Dataset entries Block Start

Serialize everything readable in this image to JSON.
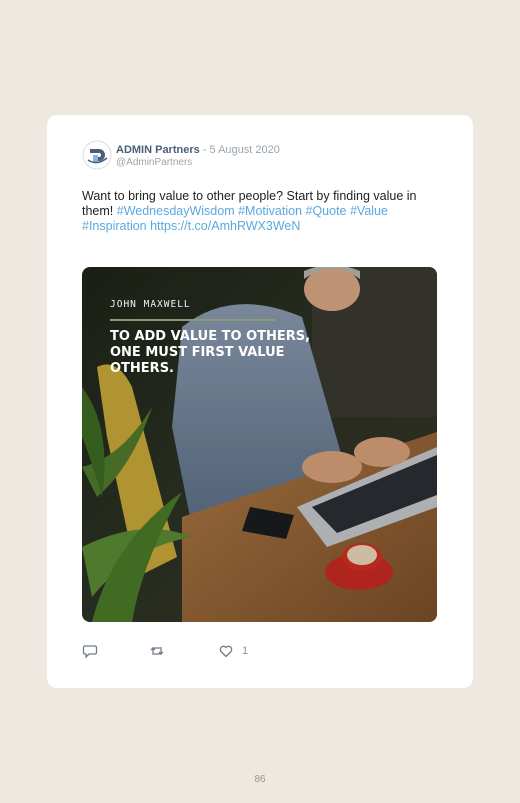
{
  "tweet": {
    "author_name": "ADMIN Partners",
    "date": "- 5 August 2020",
    "handle": "@AdminPartners",
    "text_plain": "Want to bring value to other people? Start by finding value in them!",
    "text_links": "#WednesdayWisdom #Motivation #Quote #Value #Inspiration https://t.co/AmhRWX3WeN",
    "image": {
      "author": "JOHN MAXWELL",
      "quote": "TO ADD VALUE TO OTHERS, ONE MUST FIRST VALUE OTHERS."
    },
    "actions": {
      "reply_icon": "reply-icon",
      "retweet_icon": "retweet-icon",
      "like_icon": "heart-icon",
      "like_count": "1"
    }
  },
  "page_number": "86",
  "colors": {
    "background": "#ede9e1",
    "card": "#ffffff",
    "link": "#5aa8e0",
    "name": "#4a5f7a"
  }
}
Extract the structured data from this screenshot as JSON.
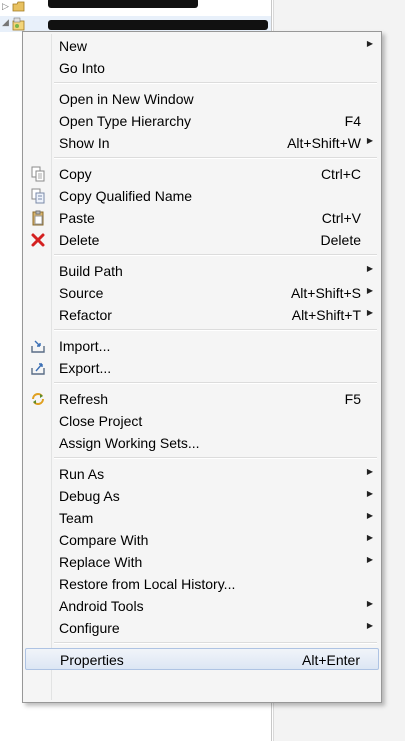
{
  "menu": {
    "sections": [
      [
        {
          "label": "New",
          "accel": "",
          "submenu": true,
          "icon": ""
        },
        {
          "label": "Go Into",
          "accel": "",
          "submenu": false,
          "icon": ""
        }
      ],
      [
        {
          "label": "Open in New Window",
          "accel": "",
          "submenu": false,
          "icon": ""
        },
        {
          "label": "Open Type Hierarchy",
          "accel": "F4",
          "submenu": false,
          "icon": ""
        },
        {
          "label": "Show In",
          "accel": "Alt+Shift+W",
          "submenu": true,
          "icon": ""
        }
      ],
      [
        {
          "label": "Copy",
          "accel": "Ctrl+C",
          "submenu": false,
          "icon": "copy-icon"
        },
        {
          "label": "Copy Qualified Name",
          "accel": "",
          "submenu": false,
          "icon": "copy-qualified-name-icon"
        },
        {
          "label": "Paste",
          "accel": "Ctrl+V",
          "submenu": false,
          "icon": "paste-icon"
        },
        {
          "label": "Delete",
          "accel": "Delete",
          "submenu": false,
          "icon": "delete-icon"
        }
      ],
      [
        {
          "label": "Build Path",
          "accel": "",
          "submenu": true,
          "icon": ""
        },
        {
          "label": "Source",
          "accel": "Alt+Shift+S",
          "submenu": true,
          "icon": ""
        },
        {
          "label": "Refactor",
          "accel": "Alt+Shift+T",
          "submenu": true,
          "icon": ""
        }
      ],
      [
        {
          "label": "Import...",
          "accel": "",
          "submenu": false,
          "icon": "import-icon"
        },
        {
          "label": "Export...",
          "accel": "",
          "submenu": false,
          "icon": "export-icon"
        }
      ],
      [
        {
          "label": "Refresh",
          "accel": "F5",
          "submenu": false,
          "icon": "refresh-icon"
        },
        {
          "label": "Close Project",
          "accel": "",
          "submenu": false,
          "icon": ""
        },
        {
          "label": "Assign Working Sets...",
          "accel": "",
          "submenu": false,
          "icon": ""
        }
      ],
      [
        {
          "label": "Run As",
          "accel": "",
          "submenu": true,
          "icon": ""
        },
        {
          "label": "Debug As",
          "accel": "",
          "submenu": true,
          "icon": ""
        },
        {
          "label": "Team",
          "accel": "",
          "submenu": true,
          "icon": ""
        },
        {
          "label": "Compare With",
          "accel": "",
          "submenu": true,
          "icon": ""
        },
        {
          "label": "Replace With",
          "accel": "",
          "submenu": true,
          "icon": ""
        },
        {
          "label": "Restore from Local History...",
          "accel": "",
          "submenu": false,
          "icon": ""
        },
        {
          "label": "Android Tools",
          "accel": "",
          "submenu": true,
          "icon": ""
        },
        {
          "label": "Configure",
          "accel": "",
          "submenu": true,
          "icon": ""
        }
      ],
      [
        {
          "label": "Properties",
          "accel": "Alt+Enter",
          "submenu": false,
          "icon": "",
          "hover": true
        }
      ]
    ]
  },
  "colors": {
    "menu_bg": "#f5f5f5",
    "hover_border": "#aec3e3",
    "delete_red": "#d42020"
  }
}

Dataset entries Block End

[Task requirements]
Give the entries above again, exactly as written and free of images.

[Reply]
Serialize everything readable in this image to JSON.
{
  "tweet": {
    "author_name": "ADMIN Partners",
    "date": "- 5 August 2020",
    "handle": "@AdminPartners",
    "text_plain": "Want to bring value to other people? Start by finding value in them!",
    "text_links": "#WednesdayWisdom #Motivation #Quote #Value #Inspiration https://t.co/AmhRWX3WeN",
    "image": {
      "author": "JOHN MAXWELL",
      "quote": "TO ADD VALUE TO OTHERS, ONE MUST FIRST VALUE OTHERS."
    },
    "actions": {
      "reply_icon": "reply-icon",
      "retweet_icon": "retweet-icon",
      "like_icon": "heart-icon",
      "like_count": "1"
    }
  },
  "page_number": "86",
  "colors": {
    "background": "#ede9e1",
    "card": "#ffffff",
    "link": "#5aa8e0",
    "name": "#4a5f7a"
  }
}
Extract the structured data from this screenshot as JSON.
{
  "menu": {
    "sections": [
      [
        {
          "label": "New",
          "accel": "",
          "submenu": true,
          "icon": ""
        },
        {
          "label": "Go Into",
          "accel": "",
          "submenu": false,
          "icon": ""
        }
      ],
      [
        {
          "label": "Open in New Window",
          "accel": "",
          "submenu": false,
          "icon": ""
        },
        {
          "label": "Open Type Hierarchy",
          "accel": "F4",
          "submenu": false,
          "icon": ""
        },
        {
          "label": "Show In",
          "accel": "Alt+Shift+W",
          "submenu": true,
          "icon": ""
        }
      ],
      [
        {
          "label": "Copy",
          "accel": "Ctrl+C",
          "submenu": false,
          "icon": "copy-icon"
        },
        {
          "label": "Copy Qualified Name",
          "accel": "",
          "submenu": false,
          "icon": "copy-qualified-name-icon"
        },
        {
          "label": "Paste",
          "accel": "Ctrl+V",
          "submenu": false,
          "icon": "paste-icon"
        },
        {
          "label": "Delete",
          "accel": "Delete",
          "submenu": false,
          "icon": "delete-icon"
        }
      ],
      [
        {
          "label": "Build Path",
          "accel": "",
          "submenu": true,
          "icon": ""
        },
        {
          "label": "Source",
          "accel": "Alt+Shift+S",
          "submenu": true,
          "icon": ""
        },
        {
          "label": "Refactor",
          "accel": "Alt+Shift+T",
          "submenu": true,
          "icon": ""
        }
      ],
      [
        {
          "label": "Import...",
          "accel": "",
          "submenu": false,
          "icon": "import-icon"
        },
        {
          "label": "Export...",
          "accel": "",
          "submenu": false,
          "icon": "export-icon"
        }
      ],
      [
        {
          "label": "Refresh",
          "accel": "F5",
          "submenu": false,
          "icon": "refresh-icon"
        },
        {
          "label": "Close Project",
          "accel": "",
          "submenu": false,
          "icon": ""
        },
        {
          "label": "Assign Working Sets...",
          "accel": "",
          "submenu": false,
          "icon": ""
        }
      ],
      [
        {
          "label": "Run As",
          "accel": "",
          "submenu": true,
          "icon": ""
        },
        {
          "label": "Debug As",
          "accel": "",
          "submenu": true,
          "icon": ""
        },
        {
          "label": "Team",
          "accel": "",
          "submenu": true,
          "icon": ""
        },
        {
          "label": "Compare With",
          "accel": "",
          "submenu": true,
          "icon": ""
        },
        {
          "label": "Replace With",
          "accel": "",
          "submenu": true,
          "icon": ""
        },
        {
          "label": "Restore from Local History...",
          "accel": "",
          "submenu": false,
          "icon": ""
        },
        {
          "label": "Android Tools",
          "accel": "",
          "submenu": true,
          "icon": ""
        },
        {
          "label": "Configure",
          "accel": "",
          "submenu": true,
          "icon": ""
        }
      ],
      [
        {
          "label": "Properties",
          "accel": "Alt+Enter",
          "submenu": false,
          "icon": "",
          "hover": true
        }
      ]
    ]
  },
  "colors": {
    "menu_bg": "#f5f5f5",
    "hover_border": "#aec3e3",
    "delete_red": "#d42020"
  }
}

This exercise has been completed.